Helpful tips What is osteoplastic craniotomy?

What is osteoplastic craniotomy?

What is osteoplastic craniotomy?

Decompressive craniotomy is usually carried out using decompressive craniectomy (osteoclastic decompressive craniotomy) when the bone flap is removed. Osteoplastic decompressive craniotomy is an effective method of treating brain oedema when the degree of expansion does not require decompressive craniectomy.

What is Osteoplastic?

osteoplastic. / (ˌɒstɪəˈplæstɪk) / adjective. of or relating to osteoplasty. of or relating to the formation of bone.

What does craniotomy mean in english?

(KRAY-nee-AH-toh-mee) An operation in which a piece of the skull is removed. A craniotomy may be done so doctors can remove a brain tumor or abnormal brain tissue.

What can I expect after a decompressive craniectomy?

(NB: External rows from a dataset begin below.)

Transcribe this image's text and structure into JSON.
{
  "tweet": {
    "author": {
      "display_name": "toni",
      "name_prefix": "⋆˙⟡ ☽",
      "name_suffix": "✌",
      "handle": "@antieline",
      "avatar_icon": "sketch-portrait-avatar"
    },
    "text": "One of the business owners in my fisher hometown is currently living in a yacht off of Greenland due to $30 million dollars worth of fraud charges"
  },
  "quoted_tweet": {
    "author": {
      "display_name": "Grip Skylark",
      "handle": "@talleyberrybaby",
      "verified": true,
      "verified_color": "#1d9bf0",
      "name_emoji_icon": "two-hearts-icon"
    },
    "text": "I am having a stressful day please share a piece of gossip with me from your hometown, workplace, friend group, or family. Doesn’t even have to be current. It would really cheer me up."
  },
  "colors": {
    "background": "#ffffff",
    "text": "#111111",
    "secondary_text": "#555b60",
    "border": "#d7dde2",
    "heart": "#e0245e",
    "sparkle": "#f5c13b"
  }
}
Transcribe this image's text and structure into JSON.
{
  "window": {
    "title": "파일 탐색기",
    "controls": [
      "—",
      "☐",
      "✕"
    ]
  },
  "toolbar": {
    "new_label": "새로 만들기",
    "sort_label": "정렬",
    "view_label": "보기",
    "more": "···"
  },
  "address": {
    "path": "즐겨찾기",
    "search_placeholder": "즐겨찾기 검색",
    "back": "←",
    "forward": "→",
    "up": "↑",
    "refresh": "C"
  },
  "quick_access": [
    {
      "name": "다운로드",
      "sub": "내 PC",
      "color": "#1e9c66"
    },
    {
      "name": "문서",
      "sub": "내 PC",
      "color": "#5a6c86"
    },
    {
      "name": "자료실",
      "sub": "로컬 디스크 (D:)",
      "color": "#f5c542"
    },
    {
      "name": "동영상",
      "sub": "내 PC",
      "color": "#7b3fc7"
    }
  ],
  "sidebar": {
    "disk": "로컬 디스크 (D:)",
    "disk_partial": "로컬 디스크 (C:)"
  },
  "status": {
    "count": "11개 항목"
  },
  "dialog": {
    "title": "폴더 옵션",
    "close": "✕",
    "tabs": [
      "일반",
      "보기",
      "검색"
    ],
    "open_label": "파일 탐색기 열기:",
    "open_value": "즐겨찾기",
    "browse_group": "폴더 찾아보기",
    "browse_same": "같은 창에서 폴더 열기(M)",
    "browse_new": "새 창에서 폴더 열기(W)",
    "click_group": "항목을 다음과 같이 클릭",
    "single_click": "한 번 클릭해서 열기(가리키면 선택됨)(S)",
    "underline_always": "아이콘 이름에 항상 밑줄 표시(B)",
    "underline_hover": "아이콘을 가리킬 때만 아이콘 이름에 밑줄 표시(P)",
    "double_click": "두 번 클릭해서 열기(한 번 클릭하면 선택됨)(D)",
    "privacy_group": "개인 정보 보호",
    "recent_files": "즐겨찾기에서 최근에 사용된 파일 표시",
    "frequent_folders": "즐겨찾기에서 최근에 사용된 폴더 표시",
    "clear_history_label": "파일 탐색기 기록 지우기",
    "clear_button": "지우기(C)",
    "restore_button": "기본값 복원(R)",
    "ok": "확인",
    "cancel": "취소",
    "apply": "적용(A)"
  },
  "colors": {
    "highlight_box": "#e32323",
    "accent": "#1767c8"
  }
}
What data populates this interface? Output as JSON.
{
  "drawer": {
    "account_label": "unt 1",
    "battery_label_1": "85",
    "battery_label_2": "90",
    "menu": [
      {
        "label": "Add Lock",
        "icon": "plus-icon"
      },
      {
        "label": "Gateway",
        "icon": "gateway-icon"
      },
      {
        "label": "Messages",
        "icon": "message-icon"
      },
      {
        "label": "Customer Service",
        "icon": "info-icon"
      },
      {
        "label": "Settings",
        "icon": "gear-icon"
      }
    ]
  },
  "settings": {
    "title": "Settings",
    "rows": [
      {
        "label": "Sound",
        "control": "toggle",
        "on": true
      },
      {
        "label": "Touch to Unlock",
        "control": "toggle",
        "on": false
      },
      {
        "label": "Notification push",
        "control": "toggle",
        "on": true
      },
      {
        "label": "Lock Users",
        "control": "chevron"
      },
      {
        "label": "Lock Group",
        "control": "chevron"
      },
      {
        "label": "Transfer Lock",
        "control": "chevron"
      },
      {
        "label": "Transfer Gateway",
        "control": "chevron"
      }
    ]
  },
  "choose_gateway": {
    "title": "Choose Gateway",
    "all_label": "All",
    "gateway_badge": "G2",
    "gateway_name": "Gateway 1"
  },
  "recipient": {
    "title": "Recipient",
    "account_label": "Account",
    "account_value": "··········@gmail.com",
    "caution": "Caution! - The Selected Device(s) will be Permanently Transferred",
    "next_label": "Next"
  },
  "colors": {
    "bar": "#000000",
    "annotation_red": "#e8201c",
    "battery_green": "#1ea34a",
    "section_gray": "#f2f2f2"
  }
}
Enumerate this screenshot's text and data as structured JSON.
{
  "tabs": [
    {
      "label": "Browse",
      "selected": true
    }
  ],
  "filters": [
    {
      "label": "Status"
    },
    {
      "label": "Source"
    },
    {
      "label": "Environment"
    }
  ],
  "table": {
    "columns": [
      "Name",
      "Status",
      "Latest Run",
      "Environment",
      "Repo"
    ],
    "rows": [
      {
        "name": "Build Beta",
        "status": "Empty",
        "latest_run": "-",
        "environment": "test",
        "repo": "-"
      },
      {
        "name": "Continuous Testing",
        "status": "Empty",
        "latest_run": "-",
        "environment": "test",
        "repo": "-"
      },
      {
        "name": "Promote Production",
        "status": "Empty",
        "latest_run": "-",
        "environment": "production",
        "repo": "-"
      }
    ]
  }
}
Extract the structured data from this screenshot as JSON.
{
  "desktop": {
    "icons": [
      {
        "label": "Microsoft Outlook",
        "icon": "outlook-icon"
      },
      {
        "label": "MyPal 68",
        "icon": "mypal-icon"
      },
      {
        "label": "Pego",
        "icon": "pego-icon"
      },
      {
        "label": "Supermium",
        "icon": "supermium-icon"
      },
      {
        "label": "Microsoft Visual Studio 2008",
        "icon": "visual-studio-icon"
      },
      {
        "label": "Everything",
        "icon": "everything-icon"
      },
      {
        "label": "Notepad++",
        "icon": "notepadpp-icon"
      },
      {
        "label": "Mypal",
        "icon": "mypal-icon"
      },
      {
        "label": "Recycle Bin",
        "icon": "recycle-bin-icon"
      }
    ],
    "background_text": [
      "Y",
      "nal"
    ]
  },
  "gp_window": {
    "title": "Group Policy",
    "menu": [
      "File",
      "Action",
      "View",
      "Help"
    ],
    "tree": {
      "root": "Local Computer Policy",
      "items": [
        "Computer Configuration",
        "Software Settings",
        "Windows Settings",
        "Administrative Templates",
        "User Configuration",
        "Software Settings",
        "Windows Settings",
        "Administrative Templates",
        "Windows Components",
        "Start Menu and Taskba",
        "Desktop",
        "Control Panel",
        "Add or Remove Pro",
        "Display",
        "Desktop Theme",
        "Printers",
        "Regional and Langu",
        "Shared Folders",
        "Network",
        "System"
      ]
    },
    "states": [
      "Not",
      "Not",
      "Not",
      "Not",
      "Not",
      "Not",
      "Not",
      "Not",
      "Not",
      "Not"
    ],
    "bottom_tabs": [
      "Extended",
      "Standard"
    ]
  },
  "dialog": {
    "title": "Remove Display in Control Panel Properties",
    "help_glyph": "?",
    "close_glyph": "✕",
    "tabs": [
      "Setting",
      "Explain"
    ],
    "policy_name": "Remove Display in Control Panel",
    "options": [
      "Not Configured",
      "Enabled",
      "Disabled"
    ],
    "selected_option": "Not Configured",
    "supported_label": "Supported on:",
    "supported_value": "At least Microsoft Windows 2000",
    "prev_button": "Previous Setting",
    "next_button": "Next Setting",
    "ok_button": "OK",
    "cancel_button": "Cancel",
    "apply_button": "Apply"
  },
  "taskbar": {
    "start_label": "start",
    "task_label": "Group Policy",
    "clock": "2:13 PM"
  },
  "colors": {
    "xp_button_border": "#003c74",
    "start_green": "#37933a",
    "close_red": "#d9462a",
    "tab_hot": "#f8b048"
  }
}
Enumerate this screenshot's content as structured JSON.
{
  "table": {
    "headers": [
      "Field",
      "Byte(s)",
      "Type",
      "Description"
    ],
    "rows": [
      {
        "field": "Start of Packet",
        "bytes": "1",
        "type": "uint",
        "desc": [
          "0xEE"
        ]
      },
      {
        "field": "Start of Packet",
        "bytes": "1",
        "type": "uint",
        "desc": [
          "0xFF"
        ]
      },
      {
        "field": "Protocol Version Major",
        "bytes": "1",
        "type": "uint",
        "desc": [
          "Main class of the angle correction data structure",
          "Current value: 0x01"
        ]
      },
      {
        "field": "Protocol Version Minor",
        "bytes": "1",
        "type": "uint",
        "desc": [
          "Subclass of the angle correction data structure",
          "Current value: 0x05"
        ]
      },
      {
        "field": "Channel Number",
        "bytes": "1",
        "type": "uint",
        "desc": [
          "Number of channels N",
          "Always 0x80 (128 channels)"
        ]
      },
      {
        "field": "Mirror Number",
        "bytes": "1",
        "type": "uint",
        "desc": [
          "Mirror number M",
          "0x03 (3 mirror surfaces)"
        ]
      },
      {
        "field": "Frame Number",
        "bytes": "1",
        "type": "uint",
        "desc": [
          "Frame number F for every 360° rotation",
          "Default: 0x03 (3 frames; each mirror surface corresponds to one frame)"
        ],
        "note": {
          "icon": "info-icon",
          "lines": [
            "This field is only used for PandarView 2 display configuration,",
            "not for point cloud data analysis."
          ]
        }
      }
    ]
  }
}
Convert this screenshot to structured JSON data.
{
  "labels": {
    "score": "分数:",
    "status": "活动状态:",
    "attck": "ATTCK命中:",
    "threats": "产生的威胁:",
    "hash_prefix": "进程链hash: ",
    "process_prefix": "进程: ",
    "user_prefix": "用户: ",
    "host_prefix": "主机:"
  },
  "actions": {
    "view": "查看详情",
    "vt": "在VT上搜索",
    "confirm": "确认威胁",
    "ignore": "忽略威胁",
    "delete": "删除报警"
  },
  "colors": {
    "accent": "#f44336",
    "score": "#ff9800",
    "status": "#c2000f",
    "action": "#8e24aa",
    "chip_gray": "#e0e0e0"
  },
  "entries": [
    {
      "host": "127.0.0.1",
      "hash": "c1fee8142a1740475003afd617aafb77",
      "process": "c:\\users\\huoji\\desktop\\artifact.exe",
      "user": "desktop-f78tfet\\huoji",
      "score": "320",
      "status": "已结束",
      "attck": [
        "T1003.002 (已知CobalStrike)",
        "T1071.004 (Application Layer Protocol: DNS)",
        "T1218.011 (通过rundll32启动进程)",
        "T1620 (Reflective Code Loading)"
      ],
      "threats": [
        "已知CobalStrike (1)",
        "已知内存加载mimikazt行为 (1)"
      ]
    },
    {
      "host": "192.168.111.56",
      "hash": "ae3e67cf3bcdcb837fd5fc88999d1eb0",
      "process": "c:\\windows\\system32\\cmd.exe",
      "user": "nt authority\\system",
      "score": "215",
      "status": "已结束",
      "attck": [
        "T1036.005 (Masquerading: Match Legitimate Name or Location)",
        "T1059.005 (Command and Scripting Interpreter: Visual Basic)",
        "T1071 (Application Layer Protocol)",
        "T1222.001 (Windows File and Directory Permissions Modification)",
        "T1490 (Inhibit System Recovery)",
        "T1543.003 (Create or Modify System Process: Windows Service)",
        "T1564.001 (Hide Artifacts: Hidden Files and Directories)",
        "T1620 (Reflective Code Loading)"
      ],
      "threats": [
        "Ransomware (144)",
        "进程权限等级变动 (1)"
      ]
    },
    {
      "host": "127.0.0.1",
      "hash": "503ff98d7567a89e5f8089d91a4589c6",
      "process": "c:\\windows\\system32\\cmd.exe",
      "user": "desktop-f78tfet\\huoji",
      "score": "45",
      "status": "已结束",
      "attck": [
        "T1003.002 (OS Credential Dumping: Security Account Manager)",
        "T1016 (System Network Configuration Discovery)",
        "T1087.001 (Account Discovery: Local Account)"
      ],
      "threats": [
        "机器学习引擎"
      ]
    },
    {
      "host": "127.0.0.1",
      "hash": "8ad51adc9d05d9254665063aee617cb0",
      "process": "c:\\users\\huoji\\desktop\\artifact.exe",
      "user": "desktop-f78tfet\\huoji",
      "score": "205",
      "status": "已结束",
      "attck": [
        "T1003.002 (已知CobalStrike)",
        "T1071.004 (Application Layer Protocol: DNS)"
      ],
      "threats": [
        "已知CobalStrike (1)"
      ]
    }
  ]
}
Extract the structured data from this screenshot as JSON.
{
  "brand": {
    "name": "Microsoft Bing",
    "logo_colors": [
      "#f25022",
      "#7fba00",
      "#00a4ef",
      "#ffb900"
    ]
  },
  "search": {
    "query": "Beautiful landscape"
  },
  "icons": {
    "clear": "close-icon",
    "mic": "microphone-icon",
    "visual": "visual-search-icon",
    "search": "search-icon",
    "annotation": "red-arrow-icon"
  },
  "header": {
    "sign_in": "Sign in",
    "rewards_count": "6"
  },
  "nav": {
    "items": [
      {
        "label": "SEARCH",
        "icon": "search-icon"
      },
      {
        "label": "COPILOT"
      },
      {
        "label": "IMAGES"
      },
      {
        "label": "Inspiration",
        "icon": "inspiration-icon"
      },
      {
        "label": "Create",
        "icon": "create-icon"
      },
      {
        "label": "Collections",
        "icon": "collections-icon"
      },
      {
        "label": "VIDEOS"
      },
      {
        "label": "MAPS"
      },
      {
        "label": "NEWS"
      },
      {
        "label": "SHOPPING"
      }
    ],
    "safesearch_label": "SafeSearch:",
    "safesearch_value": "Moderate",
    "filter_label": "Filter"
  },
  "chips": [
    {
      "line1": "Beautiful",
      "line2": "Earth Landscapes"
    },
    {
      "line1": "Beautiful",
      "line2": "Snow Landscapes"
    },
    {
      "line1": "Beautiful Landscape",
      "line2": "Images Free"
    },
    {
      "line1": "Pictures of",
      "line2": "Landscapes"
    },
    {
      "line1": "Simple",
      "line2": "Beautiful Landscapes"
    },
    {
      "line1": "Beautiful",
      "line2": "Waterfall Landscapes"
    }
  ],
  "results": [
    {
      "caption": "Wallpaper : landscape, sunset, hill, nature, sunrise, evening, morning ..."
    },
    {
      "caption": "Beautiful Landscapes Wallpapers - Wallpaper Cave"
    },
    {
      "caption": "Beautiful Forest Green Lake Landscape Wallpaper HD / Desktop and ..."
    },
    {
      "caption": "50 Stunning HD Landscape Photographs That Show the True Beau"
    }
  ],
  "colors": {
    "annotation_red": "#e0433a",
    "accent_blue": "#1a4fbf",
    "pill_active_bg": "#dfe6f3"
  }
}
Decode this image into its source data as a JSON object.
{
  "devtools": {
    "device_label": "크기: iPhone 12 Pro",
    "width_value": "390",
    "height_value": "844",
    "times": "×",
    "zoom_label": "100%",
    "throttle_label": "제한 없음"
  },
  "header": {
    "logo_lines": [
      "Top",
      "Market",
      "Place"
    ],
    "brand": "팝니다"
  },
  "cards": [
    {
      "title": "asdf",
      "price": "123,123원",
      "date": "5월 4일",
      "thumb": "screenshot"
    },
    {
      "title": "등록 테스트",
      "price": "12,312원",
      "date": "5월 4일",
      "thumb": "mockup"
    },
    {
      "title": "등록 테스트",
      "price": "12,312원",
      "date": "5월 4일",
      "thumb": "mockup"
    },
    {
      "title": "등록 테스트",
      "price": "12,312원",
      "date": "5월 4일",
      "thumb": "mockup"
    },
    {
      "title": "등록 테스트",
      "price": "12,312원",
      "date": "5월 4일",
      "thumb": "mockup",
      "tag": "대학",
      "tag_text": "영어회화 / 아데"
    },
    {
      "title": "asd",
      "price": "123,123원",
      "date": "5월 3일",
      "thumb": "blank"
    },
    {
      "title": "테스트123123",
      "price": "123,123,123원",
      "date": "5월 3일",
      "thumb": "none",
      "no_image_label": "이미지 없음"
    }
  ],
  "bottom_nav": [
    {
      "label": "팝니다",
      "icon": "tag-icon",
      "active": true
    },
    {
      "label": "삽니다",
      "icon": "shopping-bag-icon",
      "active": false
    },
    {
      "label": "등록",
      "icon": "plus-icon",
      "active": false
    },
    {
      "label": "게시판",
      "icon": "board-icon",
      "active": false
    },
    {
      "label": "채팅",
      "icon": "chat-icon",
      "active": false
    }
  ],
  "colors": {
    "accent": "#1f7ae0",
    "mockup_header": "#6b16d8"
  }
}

Some people will remain unconscious for days or weeks following surgery. Some may even be in a coma or vegetative state. Following a craniectomy, it is essential to protect the brain from further injury. This usually requires the individual to wear a custom-fitted helmet for several weeks to several months.

What does osteoblastic activity mean?

Osteoclastic activity refers to the body’s process of breaking down bone in order to build it up again. At the same time, osteoblastic activity builds up new bone to fill in the space left behind the tooth. Osteoclastic activity takes 48–72 hours to fully begin, but only takes about four hours to stop.

Is a craniotomy a high risk surgery?

Like any other type of brain cancer surgery, a craniotomy has several risks. These include: Bleeding. Infection.

Is a craniotomy a serious surgery?

No surgery is without risks. General complications of any surgery include bleeding, infection, blood clots, and reactions to anesthesia. Specific complications related to a craniotomy may include stroke, seizures, swelling of the brain, nerve damage, cerebrospinal fluid leak, and loss of some mental functions.

Why is it called osteoblast?

Osteoblasts (from the Greek combining forms for “bone”, ὀστέο-, osteo- and βλαστάνω, blastanō “germinate”) are cells with a single nucleus that synthesize bone. However, in the process of bone formation, osteoblasts function in groups of connected cells.

What triggers osteoblast activity?

In osteolytic bone metastases tumour cells secrete factors that stimulate osteoclast activity through the activation of the receptor activator of nuclear factor–κB ligand (RANKL)/RANK pathway, which is a primary mediator of osteoclast mediated bone resorption [17].

Does skull grow back after craniotomy?

After a few weeks to months, you may have a follow-up surgery called a cranioplasty. During a cranioplasty, the missing piece of skull will be replaced with your original bone, a metal plate, or a synthetic material. For some craniotomy procedures, doctors use MRI or CT scans.

Does craniotomy cause brain damage?

What are the risks? The major risks of the operation are bleeding and infection and further damage to the brain. As previously stated, patients who require craniectomy as a life saving measure are usually in very critical condition and have in all likelihood already experienced some amount of brain damage.

What do you need to know about craniotomy surgery?

What is a craniotomy? A craniotomy is the surgical removal of part of the bone from the skull to expose the brain. Specialized tools are used to remove the section of bone called the bone flap. The bone flap is temporarily removed, then replaced after the brain surgery has been done.

Where is the bone removed in a bifrontal craniotomy?

The extended bifrontal craniotomy involves making an incision in the scalp behind the hairline and removing the bone that forms the contour of the orbits and the forehead. This bone is replaced at the end of surgery.

What kind of surgery is a retro sigmoid craniotomy?

Retro-Sigmoid “Keyhole” Craniotomy. Retro-sigmoid craniotomy (often called “keyhole” craniotomy) is a minimally-invasive surgical procedure performed to remove brain tumors. This procedure allows for the removal of skull base tumors through a small incision behind the ear, providing access to the cerebellum and brainstem.

How is a keyhole craniotomy used to treat brain tumors?

The supra-orbital craniotomy may be part of the treatment for Rathke’s cleft cysts, skull base tumors and some pituitary tumors. Retro-sigmoid craniotomy (often called “keyhole” craniotomy) is a minimally-invasive surgical procedure performed to remove brain tumors.